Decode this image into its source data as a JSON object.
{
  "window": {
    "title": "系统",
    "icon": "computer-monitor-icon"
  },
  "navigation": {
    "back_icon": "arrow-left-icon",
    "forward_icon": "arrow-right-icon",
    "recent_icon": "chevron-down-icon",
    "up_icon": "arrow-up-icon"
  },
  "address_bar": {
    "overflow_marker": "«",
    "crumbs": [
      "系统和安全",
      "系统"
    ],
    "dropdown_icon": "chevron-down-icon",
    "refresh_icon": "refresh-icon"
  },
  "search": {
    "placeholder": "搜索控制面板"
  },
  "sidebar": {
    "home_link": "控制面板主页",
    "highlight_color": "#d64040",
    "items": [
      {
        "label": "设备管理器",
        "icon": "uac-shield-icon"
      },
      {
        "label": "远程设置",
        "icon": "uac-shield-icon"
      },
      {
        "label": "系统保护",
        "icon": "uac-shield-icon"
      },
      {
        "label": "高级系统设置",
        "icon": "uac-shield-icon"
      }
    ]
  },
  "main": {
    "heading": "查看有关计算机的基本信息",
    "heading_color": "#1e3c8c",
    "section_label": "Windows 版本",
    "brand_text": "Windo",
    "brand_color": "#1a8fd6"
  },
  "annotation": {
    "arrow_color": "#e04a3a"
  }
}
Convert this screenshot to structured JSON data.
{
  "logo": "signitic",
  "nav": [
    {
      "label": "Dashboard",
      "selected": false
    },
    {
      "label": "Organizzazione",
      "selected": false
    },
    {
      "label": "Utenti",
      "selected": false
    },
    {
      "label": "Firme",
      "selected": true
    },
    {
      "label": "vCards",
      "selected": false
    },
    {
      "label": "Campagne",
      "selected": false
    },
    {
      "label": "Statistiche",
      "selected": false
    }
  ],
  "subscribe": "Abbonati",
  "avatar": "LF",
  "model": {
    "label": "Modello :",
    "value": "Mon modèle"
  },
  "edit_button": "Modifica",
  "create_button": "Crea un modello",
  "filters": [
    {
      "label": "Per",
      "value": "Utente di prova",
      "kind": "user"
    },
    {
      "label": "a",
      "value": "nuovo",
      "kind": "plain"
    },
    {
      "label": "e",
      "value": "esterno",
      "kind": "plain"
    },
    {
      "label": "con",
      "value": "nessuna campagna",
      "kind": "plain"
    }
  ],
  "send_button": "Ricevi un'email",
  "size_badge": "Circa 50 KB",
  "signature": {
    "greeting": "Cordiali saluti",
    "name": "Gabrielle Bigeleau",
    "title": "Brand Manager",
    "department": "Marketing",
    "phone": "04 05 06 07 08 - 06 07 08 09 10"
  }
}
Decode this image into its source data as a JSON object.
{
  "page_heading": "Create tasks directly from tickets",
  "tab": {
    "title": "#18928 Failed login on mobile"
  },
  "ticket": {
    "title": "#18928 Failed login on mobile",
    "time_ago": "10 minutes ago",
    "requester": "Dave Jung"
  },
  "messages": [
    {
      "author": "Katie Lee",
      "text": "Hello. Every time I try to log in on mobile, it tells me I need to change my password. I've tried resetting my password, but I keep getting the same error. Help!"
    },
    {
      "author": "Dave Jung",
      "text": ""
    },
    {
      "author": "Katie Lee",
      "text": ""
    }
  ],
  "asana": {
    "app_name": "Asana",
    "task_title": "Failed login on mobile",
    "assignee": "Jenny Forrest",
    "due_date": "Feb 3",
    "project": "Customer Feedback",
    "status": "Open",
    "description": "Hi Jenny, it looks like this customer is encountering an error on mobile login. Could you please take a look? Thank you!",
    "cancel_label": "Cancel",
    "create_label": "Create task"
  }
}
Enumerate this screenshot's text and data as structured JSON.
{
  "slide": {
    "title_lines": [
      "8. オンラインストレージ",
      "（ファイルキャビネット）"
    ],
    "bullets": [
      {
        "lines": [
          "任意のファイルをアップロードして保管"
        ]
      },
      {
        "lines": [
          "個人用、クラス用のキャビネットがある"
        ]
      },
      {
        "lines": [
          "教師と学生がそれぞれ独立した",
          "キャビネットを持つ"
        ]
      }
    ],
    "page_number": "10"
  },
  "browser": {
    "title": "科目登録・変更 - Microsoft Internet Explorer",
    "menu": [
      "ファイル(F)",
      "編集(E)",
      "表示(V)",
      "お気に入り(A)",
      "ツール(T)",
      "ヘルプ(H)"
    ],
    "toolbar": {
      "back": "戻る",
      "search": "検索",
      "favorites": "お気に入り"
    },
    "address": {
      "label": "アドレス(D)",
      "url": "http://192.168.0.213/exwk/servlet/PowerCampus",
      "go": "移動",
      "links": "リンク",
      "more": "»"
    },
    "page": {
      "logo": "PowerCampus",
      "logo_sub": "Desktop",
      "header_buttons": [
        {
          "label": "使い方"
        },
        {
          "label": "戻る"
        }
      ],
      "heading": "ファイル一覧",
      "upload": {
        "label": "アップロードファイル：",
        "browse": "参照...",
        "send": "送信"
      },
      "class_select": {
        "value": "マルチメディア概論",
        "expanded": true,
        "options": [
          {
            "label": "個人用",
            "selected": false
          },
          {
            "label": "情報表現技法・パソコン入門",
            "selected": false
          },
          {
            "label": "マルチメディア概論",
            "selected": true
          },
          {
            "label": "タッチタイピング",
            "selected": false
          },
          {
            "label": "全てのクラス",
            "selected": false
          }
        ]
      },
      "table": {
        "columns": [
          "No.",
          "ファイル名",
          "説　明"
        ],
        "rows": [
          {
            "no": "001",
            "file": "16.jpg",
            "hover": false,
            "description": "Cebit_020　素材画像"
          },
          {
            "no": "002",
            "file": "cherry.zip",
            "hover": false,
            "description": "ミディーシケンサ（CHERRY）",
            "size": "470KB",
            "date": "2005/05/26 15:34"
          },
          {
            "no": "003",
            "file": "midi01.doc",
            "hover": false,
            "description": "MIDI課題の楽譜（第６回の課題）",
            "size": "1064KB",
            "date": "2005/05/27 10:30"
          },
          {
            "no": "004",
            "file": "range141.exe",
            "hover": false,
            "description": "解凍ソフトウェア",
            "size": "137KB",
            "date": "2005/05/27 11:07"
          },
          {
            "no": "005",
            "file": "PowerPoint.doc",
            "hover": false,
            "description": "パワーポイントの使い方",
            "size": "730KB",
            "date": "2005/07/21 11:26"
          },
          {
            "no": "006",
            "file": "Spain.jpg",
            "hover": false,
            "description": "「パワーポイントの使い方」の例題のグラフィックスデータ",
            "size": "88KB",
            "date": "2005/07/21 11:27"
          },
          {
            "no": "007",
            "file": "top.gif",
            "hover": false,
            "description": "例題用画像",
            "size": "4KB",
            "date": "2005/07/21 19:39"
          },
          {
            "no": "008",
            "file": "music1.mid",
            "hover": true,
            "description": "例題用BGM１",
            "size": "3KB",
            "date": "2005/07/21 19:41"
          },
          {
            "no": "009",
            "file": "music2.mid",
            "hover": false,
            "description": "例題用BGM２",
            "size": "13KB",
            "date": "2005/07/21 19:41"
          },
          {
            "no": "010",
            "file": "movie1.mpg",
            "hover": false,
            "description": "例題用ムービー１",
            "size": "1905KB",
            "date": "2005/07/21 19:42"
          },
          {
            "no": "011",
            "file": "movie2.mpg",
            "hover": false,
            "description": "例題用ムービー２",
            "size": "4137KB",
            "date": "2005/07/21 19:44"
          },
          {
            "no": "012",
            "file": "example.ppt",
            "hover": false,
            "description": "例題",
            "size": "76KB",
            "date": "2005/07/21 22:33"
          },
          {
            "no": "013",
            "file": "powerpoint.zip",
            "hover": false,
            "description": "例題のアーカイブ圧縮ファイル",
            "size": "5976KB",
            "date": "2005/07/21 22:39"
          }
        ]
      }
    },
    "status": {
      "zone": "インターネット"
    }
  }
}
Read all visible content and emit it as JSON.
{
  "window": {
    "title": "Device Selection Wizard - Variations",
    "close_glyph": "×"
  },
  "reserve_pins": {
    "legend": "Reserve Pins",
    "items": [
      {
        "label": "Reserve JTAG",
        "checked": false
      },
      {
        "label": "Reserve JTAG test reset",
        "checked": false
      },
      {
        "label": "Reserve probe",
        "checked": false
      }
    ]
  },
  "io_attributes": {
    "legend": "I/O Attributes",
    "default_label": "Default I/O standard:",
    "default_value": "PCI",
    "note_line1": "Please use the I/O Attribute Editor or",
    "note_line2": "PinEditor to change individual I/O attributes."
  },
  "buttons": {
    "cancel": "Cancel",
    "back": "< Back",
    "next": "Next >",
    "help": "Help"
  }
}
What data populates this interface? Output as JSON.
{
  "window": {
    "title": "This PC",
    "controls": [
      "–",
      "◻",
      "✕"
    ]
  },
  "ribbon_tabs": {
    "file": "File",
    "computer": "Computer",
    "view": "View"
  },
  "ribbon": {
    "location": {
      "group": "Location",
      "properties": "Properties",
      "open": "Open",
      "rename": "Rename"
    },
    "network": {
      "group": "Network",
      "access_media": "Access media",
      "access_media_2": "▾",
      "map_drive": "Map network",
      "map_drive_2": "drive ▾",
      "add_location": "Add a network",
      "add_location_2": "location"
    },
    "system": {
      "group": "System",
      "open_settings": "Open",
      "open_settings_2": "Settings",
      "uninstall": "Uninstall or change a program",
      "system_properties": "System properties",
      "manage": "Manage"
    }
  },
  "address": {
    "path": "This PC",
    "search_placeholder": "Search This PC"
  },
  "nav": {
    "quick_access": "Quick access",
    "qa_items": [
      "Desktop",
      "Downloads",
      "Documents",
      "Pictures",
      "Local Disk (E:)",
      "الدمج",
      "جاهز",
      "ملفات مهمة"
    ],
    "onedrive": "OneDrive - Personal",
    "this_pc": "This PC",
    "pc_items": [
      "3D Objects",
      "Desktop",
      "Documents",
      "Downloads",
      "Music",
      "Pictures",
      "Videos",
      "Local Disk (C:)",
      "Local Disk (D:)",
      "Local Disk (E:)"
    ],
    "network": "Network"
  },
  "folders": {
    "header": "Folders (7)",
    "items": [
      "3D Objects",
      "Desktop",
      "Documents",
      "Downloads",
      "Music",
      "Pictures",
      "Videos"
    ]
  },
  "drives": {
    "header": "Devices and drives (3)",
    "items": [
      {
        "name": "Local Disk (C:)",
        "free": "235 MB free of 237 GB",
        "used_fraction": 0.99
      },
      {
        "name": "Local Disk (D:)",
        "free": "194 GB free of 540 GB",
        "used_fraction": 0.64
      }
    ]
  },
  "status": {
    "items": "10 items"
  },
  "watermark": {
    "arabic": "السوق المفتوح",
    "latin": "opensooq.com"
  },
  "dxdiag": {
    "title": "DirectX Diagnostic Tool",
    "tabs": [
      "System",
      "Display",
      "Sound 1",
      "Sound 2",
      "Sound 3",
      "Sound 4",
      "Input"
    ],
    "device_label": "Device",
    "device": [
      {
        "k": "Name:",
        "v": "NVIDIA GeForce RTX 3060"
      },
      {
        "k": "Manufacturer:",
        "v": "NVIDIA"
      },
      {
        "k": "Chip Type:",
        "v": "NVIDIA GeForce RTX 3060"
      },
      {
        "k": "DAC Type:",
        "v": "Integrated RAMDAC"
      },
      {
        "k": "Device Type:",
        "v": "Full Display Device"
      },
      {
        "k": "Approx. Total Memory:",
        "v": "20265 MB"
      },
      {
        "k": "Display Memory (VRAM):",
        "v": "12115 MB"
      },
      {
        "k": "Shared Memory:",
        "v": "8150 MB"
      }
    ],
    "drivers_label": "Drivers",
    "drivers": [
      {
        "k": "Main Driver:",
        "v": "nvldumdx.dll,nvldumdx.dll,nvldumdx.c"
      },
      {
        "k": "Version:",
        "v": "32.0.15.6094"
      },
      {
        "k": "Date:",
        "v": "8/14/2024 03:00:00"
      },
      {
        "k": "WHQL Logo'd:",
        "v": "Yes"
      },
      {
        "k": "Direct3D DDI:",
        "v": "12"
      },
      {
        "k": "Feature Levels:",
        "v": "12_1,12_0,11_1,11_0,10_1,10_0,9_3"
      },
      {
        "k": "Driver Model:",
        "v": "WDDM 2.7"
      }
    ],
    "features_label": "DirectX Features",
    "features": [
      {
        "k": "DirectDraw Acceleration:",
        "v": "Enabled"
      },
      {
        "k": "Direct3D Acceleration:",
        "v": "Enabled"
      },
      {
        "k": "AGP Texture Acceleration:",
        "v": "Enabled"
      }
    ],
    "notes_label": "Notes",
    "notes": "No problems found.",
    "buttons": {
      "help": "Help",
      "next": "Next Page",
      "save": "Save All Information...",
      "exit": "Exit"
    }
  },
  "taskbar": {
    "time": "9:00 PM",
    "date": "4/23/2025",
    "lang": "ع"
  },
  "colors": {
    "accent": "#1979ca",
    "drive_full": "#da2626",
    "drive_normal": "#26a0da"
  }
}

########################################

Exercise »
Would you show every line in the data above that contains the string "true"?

Solution to the problem »
      "selected": true
        "expanded": true,
            "selected": true
            "hover": true,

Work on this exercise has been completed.